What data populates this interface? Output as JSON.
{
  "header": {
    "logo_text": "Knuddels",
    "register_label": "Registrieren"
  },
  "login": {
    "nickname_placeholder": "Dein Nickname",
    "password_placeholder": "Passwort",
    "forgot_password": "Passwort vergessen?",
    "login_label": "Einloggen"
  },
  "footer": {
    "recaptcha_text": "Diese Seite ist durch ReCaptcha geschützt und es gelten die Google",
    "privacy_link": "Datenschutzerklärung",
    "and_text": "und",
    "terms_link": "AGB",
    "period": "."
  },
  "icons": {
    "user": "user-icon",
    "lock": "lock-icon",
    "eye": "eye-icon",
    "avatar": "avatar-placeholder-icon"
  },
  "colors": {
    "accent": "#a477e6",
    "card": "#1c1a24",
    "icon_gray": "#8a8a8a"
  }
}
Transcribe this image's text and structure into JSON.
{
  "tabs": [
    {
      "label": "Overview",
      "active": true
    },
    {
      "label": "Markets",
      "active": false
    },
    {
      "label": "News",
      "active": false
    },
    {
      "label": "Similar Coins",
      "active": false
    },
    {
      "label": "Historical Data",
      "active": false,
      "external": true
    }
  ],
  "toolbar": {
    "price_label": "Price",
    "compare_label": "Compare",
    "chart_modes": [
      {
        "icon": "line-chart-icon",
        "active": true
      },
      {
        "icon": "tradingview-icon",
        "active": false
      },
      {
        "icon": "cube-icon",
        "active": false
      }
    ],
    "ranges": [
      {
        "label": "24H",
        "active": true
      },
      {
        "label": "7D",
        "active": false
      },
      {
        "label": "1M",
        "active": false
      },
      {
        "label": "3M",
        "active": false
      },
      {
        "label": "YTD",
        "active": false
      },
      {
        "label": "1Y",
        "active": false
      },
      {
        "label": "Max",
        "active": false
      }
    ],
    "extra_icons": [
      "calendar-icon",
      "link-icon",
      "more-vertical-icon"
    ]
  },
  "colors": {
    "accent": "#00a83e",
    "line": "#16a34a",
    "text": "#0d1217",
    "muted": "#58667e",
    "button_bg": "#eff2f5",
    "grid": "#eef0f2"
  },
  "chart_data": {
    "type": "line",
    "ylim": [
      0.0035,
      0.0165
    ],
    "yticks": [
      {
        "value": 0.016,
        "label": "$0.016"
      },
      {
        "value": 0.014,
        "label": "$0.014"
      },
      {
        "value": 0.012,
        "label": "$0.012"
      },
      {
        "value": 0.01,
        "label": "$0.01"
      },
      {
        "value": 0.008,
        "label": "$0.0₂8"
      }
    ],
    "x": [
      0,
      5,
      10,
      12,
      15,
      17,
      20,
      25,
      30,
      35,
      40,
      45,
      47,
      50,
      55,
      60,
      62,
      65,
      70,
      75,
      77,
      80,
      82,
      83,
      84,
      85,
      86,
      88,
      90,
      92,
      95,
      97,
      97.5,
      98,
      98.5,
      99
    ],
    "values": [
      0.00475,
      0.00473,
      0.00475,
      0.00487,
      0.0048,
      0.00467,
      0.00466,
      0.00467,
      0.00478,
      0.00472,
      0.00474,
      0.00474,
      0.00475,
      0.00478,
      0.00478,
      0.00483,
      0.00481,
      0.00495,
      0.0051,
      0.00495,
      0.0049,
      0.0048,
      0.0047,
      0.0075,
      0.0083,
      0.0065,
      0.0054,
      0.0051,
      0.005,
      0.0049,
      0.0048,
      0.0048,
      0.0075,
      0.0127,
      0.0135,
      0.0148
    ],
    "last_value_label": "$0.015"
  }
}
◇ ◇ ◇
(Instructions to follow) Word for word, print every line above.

(Worked solution)
What data populates this interface? Output as JSON.
{
  "header": {
    "logo_text": "Knuddels",
    "register_label": "Registrieren"
  },
  "login": {
    "nickname_placeholder": "Dein Nickname",
    "password_placeholder": "Passwort",
    "forgot_password": "Passwort vergessen?",
    "login_label": "Einloggen"
  },
  "footer": {
    "recaptcha_text": "Diese Seite ist durch ReCaptcha geschützt und es gelten die Google",
    "privacy_link": "Datenschutzerklärung",
    "and_text": "und",
    "terms_link": "AGB",
    "period": "."
  },
  "icons": {
    "user": "user-icon",
    "lock": "lock-icon",
    "eye": "eye-icon",
    "avatar": "avatar-placeholder-icon"
  },
  "colors": {
    "accent": "#a477e6",
    "card": "#1c1a24",
    "icon_gray": "#8a8a8a"
  }
}
Transcribe this image's text and structure into JSON.
{
  "tabs": [
    {
      "label": "Overview",
      "active": true
    },
    {
      "label": "Markets",
      "active": false
    },
    {
      "label": "News",
      "active": false
    },
    {
      "label": "Similar Coins",
      "active": false
    },
    {
      "label": "Historical Data",
      "active": false,
      "external": true
    }
  ],
  "toolbar": {
    "price_label": "Price",
    "compare_label": "Compare",
    "chart_modes": [
      {
        "icon": "line-chart-icon",
        "active": true
      },
      {
        "icon": "tradingview-icon",
        "active": false
      },
      {
        "icon": "cube-icon",
        "active": false
      }
    ],
    "ranges": [
      {
        "label": "24H",
        "active": true
      },
      {
        "label": "7D",
        "active": false
      },
      {
        "label": "1M",
        "active": false
      },
      {
        "label": "3M",
        "active": false
      },
      {
        "label": "YTD",
        "active": false
      },
      {
        "label": "1Y",
        "active": false
      },
      {
        "label": "Max",
        "active": false
      }
    ],
    "extra_icons": [
      "calendar-icon",
      "link-icon",
      "more-vertical-icon"
    ]
  },
  "colors": {
    "accent": "#00a83e",
    "line": "#16a34a",
    "text": "#0d1217",
    "muted": "#58667e",
    "button_bg": "#eff2f5",
    "grid": "#eef0f2"
  },
  "chart_data": {
    "type": "line",
    "ylim": [
      0.0035,
      0.0165
    ],
    "yticks": [
      {
        "value": 0.016,
        "label": "$0.016"
      },
      {
        "value": 0.014,
        "label": "$0.014"
      },
      {
        "value": 0.012,
        "label": "$0.012"
      },
      {
        "value": 0.01,
        "label": "$0.01"
      },
      {
        "value": 0.008,
        "label": "$0.0₂8"
      }
    ],
    "x": [
      0,
      5,
      10,
      12,
      15,
      17,
      20,
      25,
      30,
      35,
      40,
      45,
      47,
      50,
      55,
      60,
      62,
      65,
      70,
      75,
      77,
      80,
      82,
      83,
      84,
      85,
      86,
      88,
      90,
      92,
      95,
      97,
      97.5,
      98,
      98.5,
      99
    ],
    "values": [
      0.00475,
      0.00473,
      0.00475,
      0.00487,
      0.0048,
      0.00467,
      0.00466,
      0.00467,
      0.00478,
      0.00472,
      0.00474,
      0.00474,
      0.00475,
      0.00478,
      0.00478,
      0.00483,
      0.00481,
      0.00495,
      0.0051,
      0.00495,
      0.0049,
      0.0048,
      0.0047,
      0.0075,
      0.0083,
      0.0065,
      0.0054,
      0.0051,
      0.005,
      0.0049,
      0.0048,
      0.0048,
      0.0075,
      0.0127,
      0.0135,
      0.0148
    ],
    "last_value_label": "$0.015"
  }
}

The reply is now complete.